The definition of electronic signature is a part of a document that contains your name and company position, which is supposed to tell a client that you are the one that either sent an e-mail or document and you endorse what is in the document or file. A signature can consist of anything containing your name, such as your name with the company logo next to it, or it can be your written signature captured via scanner and inserted into a file.
The reason behind electronic-signature technology has to do mostly with paperwork. Having a signature on a signed and computerized document is easier to track down than a signature obtained on paper and filed away deep in the bowels of a cabinet. Take into account the printing and copying of documents to send to people for signatures costs money, and gathering the signatures by computer can save on paperwork costs and help the environment at the same time.
When fax machines became popular to use in the 1980s, many people just stuck their signatures on the document via pen or rubber stamp before faxing the document back. Because signing the document and sending it back electronically was performed, these were the first documented cases of e-signatures in action. Technology is also available where a clickwrap, or the simple click of a box that says “yes” or “I agree” under the terms and conditions, constitutes an electronic signature.

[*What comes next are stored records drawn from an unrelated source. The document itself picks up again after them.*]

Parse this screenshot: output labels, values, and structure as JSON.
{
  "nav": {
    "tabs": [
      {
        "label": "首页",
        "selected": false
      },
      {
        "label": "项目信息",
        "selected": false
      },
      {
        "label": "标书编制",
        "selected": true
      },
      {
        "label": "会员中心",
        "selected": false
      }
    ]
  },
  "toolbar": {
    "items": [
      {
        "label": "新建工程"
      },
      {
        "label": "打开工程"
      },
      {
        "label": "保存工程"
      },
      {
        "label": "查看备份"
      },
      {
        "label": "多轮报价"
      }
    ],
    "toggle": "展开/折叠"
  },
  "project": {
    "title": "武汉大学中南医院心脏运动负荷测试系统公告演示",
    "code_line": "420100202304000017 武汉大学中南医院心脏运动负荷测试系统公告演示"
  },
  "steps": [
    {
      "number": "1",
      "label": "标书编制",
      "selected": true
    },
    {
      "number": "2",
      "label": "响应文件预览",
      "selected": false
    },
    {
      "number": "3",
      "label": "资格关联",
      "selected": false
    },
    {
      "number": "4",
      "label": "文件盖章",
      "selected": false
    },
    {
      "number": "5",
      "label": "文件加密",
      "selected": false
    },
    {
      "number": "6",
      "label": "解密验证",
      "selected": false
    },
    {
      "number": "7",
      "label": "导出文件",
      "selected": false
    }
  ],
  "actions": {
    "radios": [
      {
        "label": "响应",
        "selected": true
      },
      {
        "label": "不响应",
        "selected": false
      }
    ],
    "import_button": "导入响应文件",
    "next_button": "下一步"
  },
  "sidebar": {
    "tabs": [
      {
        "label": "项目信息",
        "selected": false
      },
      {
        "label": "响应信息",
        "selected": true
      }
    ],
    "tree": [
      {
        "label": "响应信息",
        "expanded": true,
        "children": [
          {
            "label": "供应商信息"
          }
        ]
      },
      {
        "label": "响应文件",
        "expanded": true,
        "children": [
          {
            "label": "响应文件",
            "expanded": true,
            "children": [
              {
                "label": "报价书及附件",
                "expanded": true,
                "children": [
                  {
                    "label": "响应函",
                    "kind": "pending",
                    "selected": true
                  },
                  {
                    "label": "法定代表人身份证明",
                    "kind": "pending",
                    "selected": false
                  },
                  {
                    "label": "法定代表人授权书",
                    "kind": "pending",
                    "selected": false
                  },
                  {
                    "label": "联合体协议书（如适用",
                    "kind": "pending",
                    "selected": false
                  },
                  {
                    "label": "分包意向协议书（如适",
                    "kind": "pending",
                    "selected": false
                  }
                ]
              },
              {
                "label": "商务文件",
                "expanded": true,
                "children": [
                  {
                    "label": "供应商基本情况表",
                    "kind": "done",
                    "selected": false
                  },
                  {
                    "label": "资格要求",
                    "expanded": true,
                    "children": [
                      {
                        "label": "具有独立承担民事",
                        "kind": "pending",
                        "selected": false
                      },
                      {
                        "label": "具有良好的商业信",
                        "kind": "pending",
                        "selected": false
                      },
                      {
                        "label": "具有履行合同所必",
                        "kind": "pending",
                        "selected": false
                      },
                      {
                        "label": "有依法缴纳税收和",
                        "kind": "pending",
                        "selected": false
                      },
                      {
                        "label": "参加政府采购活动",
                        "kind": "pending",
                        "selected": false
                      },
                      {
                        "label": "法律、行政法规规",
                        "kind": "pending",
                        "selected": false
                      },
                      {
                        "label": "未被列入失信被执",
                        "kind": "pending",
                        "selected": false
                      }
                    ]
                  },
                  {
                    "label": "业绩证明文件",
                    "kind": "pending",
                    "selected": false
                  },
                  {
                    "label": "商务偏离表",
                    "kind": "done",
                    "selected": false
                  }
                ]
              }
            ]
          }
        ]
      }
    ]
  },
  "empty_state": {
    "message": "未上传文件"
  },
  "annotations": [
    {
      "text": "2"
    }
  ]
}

There are simple programs that contain the proper software to handle management of contracts and communication in office rather than with a third party. Programs like ContractLogix.com use the software designed to draw up ready-to-sign documents. These programs can monitor whether or not you have sent proper contracts out to needed parties, and a data-tracking service shows if those e-mailed documents have been returned.
Many companies with roots in human resources, banking/finance, and the legal field use electronic technology.
This is understandable in the banking and legal fields. A lot of times a contract is drawn up that needs to have quick approval. Instead of hunting down the proper party for a signature, that contract can be sent right to the person that needs to sign or endorse it, and the reply back to the e-mail can count as a signature.
Human resources uses the e-method when securing new employee contracts, endorsements on timesheets or anything that goes into an employee record and needs a signature from someone. Once the signature is secured, it doesn’t need to be obtained again. That saves plenty of time having to track down employees for a signature that can be sent in via computer.
The electronic method saves plenty of time and hassle, not to mention a signature only needs to be obtained once and then it is good until that employee changes jobs or leaves the company. In an era where time is money, having a signature ahead of time saves both.